Recap: Australian 2022 Main Events
Australian federal election: The Labor party, led by Anthony Albanese, defeats the Liberal/National Coalition Government led by Prime Minister Scott Morrison. Albanese would be sworn in on May 23.
Victoria state election: The incumbent Labor government, led by Premier Daniel Andrews won a third successive four-year term, defeating the Liberal/National Coalition, led by Opposition Leader Matthew Guy. The Greens, other minor parties and several independents also contested the election.
Real GDP is projected to grow by 4% in 2022, 1.9% in 2023 and 1.6% in 2024. Elevated inflation is eroding households’ purchasing power and has prompted the Reserve Bank of Australia to raise interest rates at a rapid pace. As growth slows, the tightness in the labor market is expected to subside. Inflationary pressures will diminish as the labor market cools and supply chain bottlenecks ease. A stronger than expected decline in house prices is a key risk to the growth outlook.
Further monetary policy tightening will be necessary to bring inflation down to the 2-3% target range. Any further fiscal support in response to cost-of-living pressures should be targeted and temporary and maintain incentives for energy savings. Reducing greenhouse gas emissions remains a top priority and will require further action, including investment in renewables and in the transmission network, regulatory changes, structural reforms and higher carbon pricing.
- Australia’s population was 25,890,773 people at 31 March 2022.
- The quarterly growth was 124,200 people (0.5%).
- The annual growth was 234,100 people (0.9%).
- Annual natural increase was 130,200 and net overseas migration was 109,600.
The main factor driving this change was an increase in interest rates. After years of low interest rates, banks began increasing their mortgage rates in late 2021 in an effort to reduce risk from borrowers over-leveraging themselves on property investments and slow down inflation. This sent shockwaves through the market as many investors and home buyers had become accustomed to low-cost borrowing, and were unprepared for such a sudden rise.
The result was a decrease in demand for residential properties, as fewer people could afford to enter the market due to higher borrowing costs. At the same time, there was also an increase in supply as more homeowners put their properties up for sale due to difficulty meeting loan repayments or needing to cash out quickly after losing employment during COVID-19 restrictions. This combination of decreasing demand and increasing supply caused prices to decline across most of Australia’s capital cities.
In addition to falling prices, lenders also tightened their lending criteria by reducing their Loan-To-Value Ratio (LVR) thresholds from 80% down to 70%. This meant that borrowers would have to come up with more money upfront when taking out a loan for property investment or home purchases. Furthermore, new banking regulations required lenders to assess borrowers’ ability to service loans based on higher interest rates than those offered by banks at the time – making it even harder for potential buyers get approved for financing. Conclusion: All of these factors combined created a challenging environment for buyers looking to enter or expand within Australia’s property market in 2022. While prices came off their peak levels, they still remain high compared with historical averages – creating a dilemma for potential buyers who are struggling between wanting take advantage of lower prices but not wanting to overstretch themselves financially with higher borrowing costs. As always though, good research into both local markets and lender policies can help you find ways around these challenges if you are looking at buying property in 2023.
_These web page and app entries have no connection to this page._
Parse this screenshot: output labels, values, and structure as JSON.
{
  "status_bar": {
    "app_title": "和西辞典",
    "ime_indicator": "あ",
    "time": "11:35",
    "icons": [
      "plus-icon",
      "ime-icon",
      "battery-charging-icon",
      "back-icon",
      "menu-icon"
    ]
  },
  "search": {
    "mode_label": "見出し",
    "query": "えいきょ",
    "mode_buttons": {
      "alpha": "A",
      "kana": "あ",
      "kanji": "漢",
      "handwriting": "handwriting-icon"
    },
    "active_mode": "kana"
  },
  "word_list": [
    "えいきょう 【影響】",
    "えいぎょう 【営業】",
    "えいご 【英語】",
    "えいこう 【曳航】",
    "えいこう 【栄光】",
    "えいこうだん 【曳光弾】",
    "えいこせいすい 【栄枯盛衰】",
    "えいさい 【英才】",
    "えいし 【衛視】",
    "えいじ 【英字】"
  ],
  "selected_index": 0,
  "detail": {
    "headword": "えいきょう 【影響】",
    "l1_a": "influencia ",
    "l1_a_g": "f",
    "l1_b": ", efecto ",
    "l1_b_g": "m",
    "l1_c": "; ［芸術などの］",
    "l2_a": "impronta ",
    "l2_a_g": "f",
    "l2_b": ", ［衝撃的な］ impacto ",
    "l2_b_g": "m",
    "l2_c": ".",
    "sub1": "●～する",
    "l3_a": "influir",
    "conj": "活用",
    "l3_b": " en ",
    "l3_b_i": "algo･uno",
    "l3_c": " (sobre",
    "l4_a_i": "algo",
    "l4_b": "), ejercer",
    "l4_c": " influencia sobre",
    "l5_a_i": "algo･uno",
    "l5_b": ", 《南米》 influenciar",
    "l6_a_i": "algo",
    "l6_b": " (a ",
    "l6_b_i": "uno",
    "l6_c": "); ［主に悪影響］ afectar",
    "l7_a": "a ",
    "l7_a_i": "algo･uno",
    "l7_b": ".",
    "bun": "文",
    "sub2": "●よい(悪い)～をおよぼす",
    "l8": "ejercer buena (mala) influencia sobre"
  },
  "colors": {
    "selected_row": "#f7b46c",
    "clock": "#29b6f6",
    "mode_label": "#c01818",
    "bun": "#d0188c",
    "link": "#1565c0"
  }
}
What should you expect in 2023?
It’s difficult to say what will happen in the Australian property market in 2023. This year was a difficult year, with many experts predicting that things will only get worse before they get better.
However, there are some indicators that suggest that 2023 may not be as bad as people are expecting. One prediction is that property prices may stay relatively stable. Prices in the major cities have already been dropping, but the impact of this might not be seen until 2023. This could mean that property values won’t fall much further and will remain steady throughout the year.